JEAN GOUWELOOS

(1865 - Brussels - 1943)

 
 

Nude at her toilette

Signed lower right Jean Gouweloos

Oil on canvas

24 x 16 1/4 inches

Provenance:
Private collection, Belgium.

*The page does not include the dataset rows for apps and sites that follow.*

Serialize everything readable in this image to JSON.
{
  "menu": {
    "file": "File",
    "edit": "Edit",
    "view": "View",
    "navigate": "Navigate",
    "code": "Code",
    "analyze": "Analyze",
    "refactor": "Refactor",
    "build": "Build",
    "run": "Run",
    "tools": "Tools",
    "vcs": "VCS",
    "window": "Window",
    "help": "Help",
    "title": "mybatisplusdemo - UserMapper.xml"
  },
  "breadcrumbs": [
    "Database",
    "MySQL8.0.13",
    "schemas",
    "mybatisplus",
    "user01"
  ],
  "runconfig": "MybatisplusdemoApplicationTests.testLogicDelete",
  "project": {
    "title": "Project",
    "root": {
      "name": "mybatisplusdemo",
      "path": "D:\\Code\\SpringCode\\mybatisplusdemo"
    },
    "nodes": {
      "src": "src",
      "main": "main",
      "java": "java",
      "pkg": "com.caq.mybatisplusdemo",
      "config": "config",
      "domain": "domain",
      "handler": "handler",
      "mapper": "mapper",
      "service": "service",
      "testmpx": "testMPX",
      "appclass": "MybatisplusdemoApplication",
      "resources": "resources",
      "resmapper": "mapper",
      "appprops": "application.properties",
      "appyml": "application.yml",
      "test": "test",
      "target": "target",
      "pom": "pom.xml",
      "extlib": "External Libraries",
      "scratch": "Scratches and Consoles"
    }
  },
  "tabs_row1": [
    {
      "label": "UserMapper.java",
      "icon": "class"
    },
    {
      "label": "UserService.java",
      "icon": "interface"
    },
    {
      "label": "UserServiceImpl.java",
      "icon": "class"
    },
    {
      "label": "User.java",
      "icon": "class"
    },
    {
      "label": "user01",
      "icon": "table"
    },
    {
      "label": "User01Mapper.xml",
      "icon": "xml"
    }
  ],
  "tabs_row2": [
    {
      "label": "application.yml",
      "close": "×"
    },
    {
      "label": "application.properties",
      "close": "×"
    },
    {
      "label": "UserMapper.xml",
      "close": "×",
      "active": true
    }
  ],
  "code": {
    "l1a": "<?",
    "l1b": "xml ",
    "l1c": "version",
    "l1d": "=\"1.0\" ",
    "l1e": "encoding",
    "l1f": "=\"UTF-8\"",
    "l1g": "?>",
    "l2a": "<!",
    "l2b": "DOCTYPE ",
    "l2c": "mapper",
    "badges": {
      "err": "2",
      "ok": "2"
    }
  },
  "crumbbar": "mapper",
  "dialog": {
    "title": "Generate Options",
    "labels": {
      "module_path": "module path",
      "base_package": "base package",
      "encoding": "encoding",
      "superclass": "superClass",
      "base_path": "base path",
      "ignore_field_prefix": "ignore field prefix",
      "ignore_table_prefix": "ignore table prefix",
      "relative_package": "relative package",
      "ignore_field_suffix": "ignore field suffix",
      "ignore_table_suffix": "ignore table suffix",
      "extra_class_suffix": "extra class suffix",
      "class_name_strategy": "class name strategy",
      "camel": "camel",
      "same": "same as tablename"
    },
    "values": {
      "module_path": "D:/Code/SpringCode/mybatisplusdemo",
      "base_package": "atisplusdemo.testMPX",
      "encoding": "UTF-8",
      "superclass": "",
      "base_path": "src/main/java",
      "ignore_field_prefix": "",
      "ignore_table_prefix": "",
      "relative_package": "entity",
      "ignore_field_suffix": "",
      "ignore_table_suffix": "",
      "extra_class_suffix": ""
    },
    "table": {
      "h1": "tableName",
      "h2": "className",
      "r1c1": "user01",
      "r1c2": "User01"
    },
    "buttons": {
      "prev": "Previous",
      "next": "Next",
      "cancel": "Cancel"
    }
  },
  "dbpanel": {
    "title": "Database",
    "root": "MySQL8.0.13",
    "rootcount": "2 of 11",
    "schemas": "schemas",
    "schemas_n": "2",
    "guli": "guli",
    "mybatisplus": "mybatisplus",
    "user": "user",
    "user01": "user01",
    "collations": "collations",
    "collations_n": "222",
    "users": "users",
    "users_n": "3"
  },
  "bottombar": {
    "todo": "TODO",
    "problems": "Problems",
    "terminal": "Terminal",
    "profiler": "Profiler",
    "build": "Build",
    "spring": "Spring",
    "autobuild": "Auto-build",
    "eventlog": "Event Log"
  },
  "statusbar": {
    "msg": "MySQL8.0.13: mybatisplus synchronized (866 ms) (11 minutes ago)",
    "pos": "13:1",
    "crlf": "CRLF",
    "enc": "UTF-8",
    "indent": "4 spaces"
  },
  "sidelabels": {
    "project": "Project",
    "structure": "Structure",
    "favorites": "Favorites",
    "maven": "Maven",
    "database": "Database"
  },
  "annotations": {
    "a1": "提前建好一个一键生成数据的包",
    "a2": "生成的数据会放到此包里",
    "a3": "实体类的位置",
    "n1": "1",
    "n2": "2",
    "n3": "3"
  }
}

Jean Gouweloos was one of the more prominent pupils of famed Orientalist painter Jean-François Portaels (1818-1895), whom he studied under at the Académie Royale des Beaux Arts in Brussels from 1886 to 1888. Originally trained in printmaking at his uncle’s press, Gouweloos began his career as a lithographer and poster designer before transitioning into painting. He was an active member in the group Voorwaarts, a collective co-founded by Constant Montald (1862-1944) in 1891 after the disbandment of the group L’Union des Arts. He went on to join Le Sillon, which succeeded Voorwaarts in 1893. Gouweloos and several young Belgian artists, most having studied at the Brussels Academy, believed there was a need to counterbalance the Symbolist and Neo-Impressionist movements that were gaining popularity at the time. Their goal was to reengage with the tradition of Flemish realist painting and apply these forgotten values to a new objective realism. Le Sillon also focused their efforts on organizing multiple exhibitions annually, creating more opportunities for its members to display new work.

Gouweloos rose to recognition around the year 1900 when he received accolades for his paintings of bathers on the north Belgian coast. In addition to seascapes he is best known for his beautifully rendered depictions of alluring women. The current painting is an exceptional example of a nude viewed from behind. This is an intimate and private scene in which the viewer observes, undetected, the woman tending to her hair in the mirror. We cannot tell if she is preparing herself to enter the public eye, or if she has disrobed at the end of her day. Gouweloos masterfully captures the soft and supple human flesh, contrasting the pink and red tonalities of her skin against the monochromatic neutral interior. We are unable to see her face, but a personal identity is suggested by the clothing and items scattered around her. The artist moves the eye dynamically around the canvas from the flower on her hanging hat, to the blue scarf on the vanity, and the garment strewn on her chair. Ultimately, it is difficult to look away from a body so beautifully painted that it seems almost tangible.